Norman’s protagonist is teenager Wyatt Hillyer, who has to move in with his aunt, uncle, and adopted cousin Tilda after his parents throw themselves off of two separate bridges over the same woman within a couple hours of each other. Norman leaves behind the suicides so suddenly (dealing with them in the matter of a few pages) that it becomes easy to believe he’s writing a book about a series of events, rather than how those events affect the characters. This pattern repeats itself as Wyatt gets involved in a destructive love triangle with Tilda and her German lover, Hans. Since all this takes place during World War II, Hans comes under suspicion from Wyatt’s uncle, and events unspool tragically from there.
The novel is structured as a long letter Wyatt is writing to his daughter late in life, and this often means that Norman is frustratingly unable to get inside the other characters’ points of view, particularly as Wyatt’s is emotionally anemic. He seems to shut himself off after his parents die, and he merely observes what happens for the bulk of the novel. Huge, traumatizing events visit him, and he goes along with a shrug. In particular, his uncle Donald’s gradual turn toward madness at reports of U-boats sinking Canadian ships happens with regrettable suddenness.
But a curious thing happens at the book’s halfway point. The major plot events have mostly come to their end, and Norman begins unleashing a series of quiet emotional cataclysms that roil his characters underneath their placid surfaces. Norman writes these slow exhalations of pure feeling extraordinarily well, and the way he lets the cumulative weight of the novel settle in around his characters suggests that this was his scheme all along, to push Wyatt to the brink and only then let the cracks in his facade begin to widen.

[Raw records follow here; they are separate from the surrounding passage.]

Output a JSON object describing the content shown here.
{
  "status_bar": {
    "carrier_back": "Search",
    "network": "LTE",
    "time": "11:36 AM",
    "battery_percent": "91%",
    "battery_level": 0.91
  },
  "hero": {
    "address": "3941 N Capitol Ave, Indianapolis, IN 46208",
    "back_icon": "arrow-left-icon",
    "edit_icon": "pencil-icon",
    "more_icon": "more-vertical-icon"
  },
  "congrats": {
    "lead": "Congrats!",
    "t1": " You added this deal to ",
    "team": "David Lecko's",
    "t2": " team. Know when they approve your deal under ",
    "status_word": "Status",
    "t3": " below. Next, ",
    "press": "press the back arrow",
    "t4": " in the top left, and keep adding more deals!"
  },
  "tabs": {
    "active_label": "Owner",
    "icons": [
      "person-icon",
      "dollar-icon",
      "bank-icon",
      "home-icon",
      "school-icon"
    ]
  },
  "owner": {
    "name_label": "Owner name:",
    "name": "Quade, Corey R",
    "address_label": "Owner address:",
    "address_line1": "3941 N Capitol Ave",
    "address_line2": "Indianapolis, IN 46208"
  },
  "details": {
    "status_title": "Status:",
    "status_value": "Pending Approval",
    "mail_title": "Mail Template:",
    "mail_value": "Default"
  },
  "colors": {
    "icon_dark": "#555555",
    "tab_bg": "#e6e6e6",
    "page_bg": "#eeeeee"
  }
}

Readers may find this structure almost unbearable, and Norman only just barely pulls off the trick. But there are passages as moving as any in recent fiction near this novel’s end, and the slow way Norman portrays how Wyatt lets in more and more of what he’s been feeling all along turns the novel into a mystery of sorts. What’s it like when a cipher begins to comprehend how much he’s shut himself off? And at what cost comes the redemption he’s been waiting for all along, without even knowing it?